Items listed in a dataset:
-------

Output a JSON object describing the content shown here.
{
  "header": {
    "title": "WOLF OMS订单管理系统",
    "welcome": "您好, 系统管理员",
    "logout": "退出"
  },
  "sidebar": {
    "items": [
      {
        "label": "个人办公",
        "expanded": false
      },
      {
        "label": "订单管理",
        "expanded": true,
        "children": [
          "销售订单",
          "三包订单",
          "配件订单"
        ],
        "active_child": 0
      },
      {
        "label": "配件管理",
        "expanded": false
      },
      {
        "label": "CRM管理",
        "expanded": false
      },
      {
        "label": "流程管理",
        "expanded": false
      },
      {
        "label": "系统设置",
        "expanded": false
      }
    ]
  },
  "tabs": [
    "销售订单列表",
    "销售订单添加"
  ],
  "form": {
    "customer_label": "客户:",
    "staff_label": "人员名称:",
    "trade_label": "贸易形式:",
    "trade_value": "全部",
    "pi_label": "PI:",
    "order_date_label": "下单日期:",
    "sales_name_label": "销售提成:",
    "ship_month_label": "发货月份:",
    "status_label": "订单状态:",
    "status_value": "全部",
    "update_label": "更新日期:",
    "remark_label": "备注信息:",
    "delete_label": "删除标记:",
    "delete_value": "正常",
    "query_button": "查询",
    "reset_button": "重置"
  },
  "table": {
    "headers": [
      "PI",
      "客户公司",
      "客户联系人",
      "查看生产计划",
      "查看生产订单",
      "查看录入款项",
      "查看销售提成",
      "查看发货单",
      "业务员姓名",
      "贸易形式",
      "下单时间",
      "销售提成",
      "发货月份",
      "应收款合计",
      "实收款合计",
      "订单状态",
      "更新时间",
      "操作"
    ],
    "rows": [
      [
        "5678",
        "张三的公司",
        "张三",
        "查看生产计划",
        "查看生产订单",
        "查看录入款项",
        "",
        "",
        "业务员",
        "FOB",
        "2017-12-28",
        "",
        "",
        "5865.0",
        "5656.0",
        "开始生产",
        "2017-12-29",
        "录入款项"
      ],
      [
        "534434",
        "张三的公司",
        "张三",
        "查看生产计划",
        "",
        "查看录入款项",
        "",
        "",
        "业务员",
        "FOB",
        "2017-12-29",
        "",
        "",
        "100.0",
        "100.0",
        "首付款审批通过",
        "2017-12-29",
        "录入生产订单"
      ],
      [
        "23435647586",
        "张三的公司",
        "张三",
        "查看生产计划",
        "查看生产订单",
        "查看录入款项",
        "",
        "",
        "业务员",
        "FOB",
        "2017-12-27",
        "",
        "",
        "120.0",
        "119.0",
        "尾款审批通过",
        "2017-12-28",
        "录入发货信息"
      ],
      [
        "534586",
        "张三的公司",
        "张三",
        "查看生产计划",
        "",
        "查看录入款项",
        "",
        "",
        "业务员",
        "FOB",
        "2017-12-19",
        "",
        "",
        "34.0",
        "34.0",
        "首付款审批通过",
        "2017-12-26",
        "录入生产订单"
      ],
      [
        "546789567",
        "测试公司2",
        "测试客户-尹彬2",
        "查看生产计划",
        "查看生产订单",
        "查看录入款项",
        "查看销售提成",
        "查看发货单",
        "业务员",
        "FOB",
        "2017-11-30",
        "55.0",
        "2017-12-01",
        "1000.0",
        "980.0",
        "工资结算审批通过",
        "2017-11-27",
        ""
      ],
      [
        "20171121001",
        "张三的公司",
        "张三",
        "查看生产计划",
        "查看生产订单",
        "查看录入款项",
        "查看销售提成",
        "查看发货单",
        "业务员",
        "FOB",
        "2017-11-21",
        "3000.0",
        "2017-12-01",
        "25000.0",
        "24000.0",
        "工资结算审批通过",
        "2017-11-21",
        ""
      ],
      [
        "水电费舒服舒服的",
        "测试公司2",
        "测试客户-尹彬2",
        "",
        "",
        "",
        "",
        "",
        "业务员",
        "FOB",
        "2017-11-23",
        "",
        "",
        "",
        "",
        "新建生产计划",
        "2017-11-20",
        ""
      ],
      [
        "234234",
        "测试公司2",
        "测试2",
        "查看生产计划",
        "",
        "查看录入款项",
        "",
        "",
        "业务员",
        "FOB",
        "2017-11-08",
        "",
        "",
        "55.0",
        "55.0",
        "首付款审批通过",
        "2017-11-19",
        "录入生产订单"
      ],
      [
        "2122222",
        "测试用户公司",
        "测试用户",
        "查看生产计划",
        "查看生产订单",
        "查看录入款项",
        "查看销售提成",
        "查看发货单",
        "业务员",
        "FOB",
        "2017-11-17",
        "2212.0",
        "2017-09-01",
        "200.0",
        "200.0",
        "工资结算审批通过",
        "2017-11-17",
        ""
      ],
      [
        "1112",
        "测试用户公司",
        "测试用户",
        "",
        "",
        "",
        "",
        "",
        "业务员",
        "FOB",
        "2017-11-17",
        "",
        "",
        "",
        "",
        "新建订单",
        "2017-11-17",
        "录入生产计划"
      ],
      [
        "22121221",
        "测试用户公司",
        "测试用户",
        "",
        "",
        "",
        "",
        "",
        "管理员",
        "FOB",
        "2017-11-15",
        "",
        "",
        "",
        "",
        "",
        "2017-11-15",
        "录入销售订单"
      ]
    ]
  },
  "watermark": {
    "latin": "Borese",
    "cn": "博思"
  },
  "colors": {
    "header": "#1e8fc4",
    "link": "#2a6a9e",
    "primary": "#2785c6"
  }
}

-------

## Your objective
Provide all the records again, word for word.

## Answer space
Output a JSON object describing the content shown here.
{
  "header": {
    "title": "WOLF OMS订单管理系统",
    "welcome": "您好, 系统管理员",
    "logout": "退出"
  },
  "sidebar": {
    "items": [
      {
        "label": "个人办公",
        "expanded": false
      },
      {
        "label": "订单管理",
        "expanded": true,
        "children": [
          "销售订单",
          "三包订单",
          "配件订单"
        ],
        "active_child": 0
      },
      {
        "label": "配件管理",
        "expanded": false
      },
      {
        "label": "CRM管理",
        "expanded": false
      },
      {
        "label": "流程管理",
        "expanded": false
      },
      {
        "label": "系统设置",
        "expanded": false
      }
    ]
  },
  "tabs": [
    "销售订单列表",
    "销售订单添加"
  ],
  "form": {
    "customer_label": "客户:",
    "staff_label": "人员名称:",
    "trade_label": "贸易形式:",
    "trade_value": "全部",
    "pi_label": "PI:",
    "order_date_label": "下单日期:",
    "sales_name_label": "销售提成:",
    "ship_month_label": "发货月份:",
    "status_label": "订单状态:",
    "status_value": "全部",
    "update_label": "更新日期:",
    "remark_label": "备注信息:",
    "delete_label": "删除标记:",
    "delete_value": "正常",
    "query_button": "查询",
    "reset_button": "重置"
  },
  "table": {
    "headers": [
      "PI",
      "客户公司",
      "客户联系人",
      "查看生产计划",
      "查看生产订单",
      "查看录入款项",
      "查看销售提成",
      "查看发货单",
      "业务员姓名",
      "贸易形式",
      "下单时间",
      "销售提成",
      "发货月份",
      "应收款合计",
      "实收款合计",
      "订单状态",
      "更新时间",
      "操作"
    ],
    "rows": [
      [
        "5678",
        "张三的公司",
        "张三",
        "查看生产计划",
        "查看生产订单",
        "查看录入款项",
        "",
        "",
        "业务员",
        "FOB",
        "2017-12-28",
        "",
        "",
        "5865.0",
        "5656.0",
        "开始生产",
        "2017-12-29",
        "录入款项"
      ],
      [
        "534434",
        "张三的公司",
        "张三",
        "查看生产计划",
        "",
        "查看录入款项",
        "",
        "",
        "业务员",
        "FOB",
        "2017-12-29",
        "",
        "",
        "100.0",
        "100.0",
        "首付款审批通过",
        "2017-12-29",
        "录入生产订单"
      ],
      [
        "23435647586",
        "张三的公司",
        "张三",
        "查看生产计划",
        "查看生产订单",
        "查看录入款项",
        "",
        "",
        "业务员",
        "FOB",
        "2017-12-27",
        "",
        "",
        "120.0",
        "119.0",
        "尾款审批通过",
        "2017-12-28",
        "录入发货信息"
      ],
      [
        "534586",
        "张三的公司",
        "张三",
        "查看生产计划",
        "",
        "查看录入款项",
        "",
        "",
        "业务员",
        "FOB",
        "2017-12-19",
        "",
        "",
        "34.0",
        "34.0",
        "首付款审批通过",
        "2017-12-26",
        "录入生产订单"
      ],
      [
        "546789567",
        "测试公司2",
        "测试客户-尹彬2",
        "查看生产计划",
        "查看生产订单",
        "查看录入款项",
        "查看销售提成",
        "查看发货单",
        "业务员",
        "FOB",
        "2017-11-30",
        "55.0",
        "2017-12-01",
        "1000.0",
        "980.0",
        "工资结算审批通过",
        "2017-11-27",
        ""
      ],
      [
        "20171121001",
        "张三的公司",
        "张三",
        "查看生产计划",
        "查看生产订单",
        "查看录入款项",
        "查看销售提成",
        "查看发货单",
        "业务员",
        "FOB",
        "2017-11-21",
        "3000.0",
        "2017-12-01",
        "25000.0",
        "24000.0",
        "工资结算审批通过",
        "2017-11-21",
        ""
      ],
      [
        "水电费舒服舒服的",
        "测试公司2",
        "测试客户-尹彬2",
        "",
        "",
        "",
        "",
        "",
        "业务员",
        "FOB",
        "2017-11-23",
        "",
        "",
        "",
        "",
        "新建生产计划",
        "2017-11-20",
        ""
      ],
      [
        "234234",
        "测试公司2",
        "测试2",
        "查看生产计划",
        "",
        "查看录入款项",
        "",
        "",
        "业务员",
        "FOB",
        "2017-11-08",
        "",
        "",
        "55.0",
        "55.0",
        "首付款审批通过",
        "2017-11-19",
        "录入生产订单"
      ],
      [
        "2122222",
        "测试用户公司",
        "测试用户",
        "查看生产计划",
        "查看生产订单",
        "查看录入款项",
        "查看销售提成",
        "查看发货单",
        "业务员",
        "FOB",
        "2017-11-17",
        "2212.0",
        "2017-09-01",
        "200.0",
        "200.0",
        "工资结算审批通过",
        "2017-11-17",
        ""
      ],
      [
        "1112",
        "测试用户公司",
        "测试用户",
        "",
        "",
        "",
        "",
        "",
        "业务员",
        "FOB",
        "2017-11-17",
        "",
        "",
        "",
        "",
        "新建订单",
        "2017-11-17",
        "录入生产计划"
      ],
      [
        "22121221",
        "测试用户公司",
        "测试用户",
        "",
        "",
        "",
        "",
        "",
        "管理员",
        "FOB",
        "2017-11-15",
        "",
        "",
        "",
        "",
        "",
        "2017-11-15",
        "录入销售订单"
      ]
    ]
  },
  "watermark": {
    "latin": "Borese",
    "cn": "博思"
  },
  "colors": {
    "header": "#1e8fc4",
    "link": "#2a6a9e",
    "primary": "#2785c6"
  }
}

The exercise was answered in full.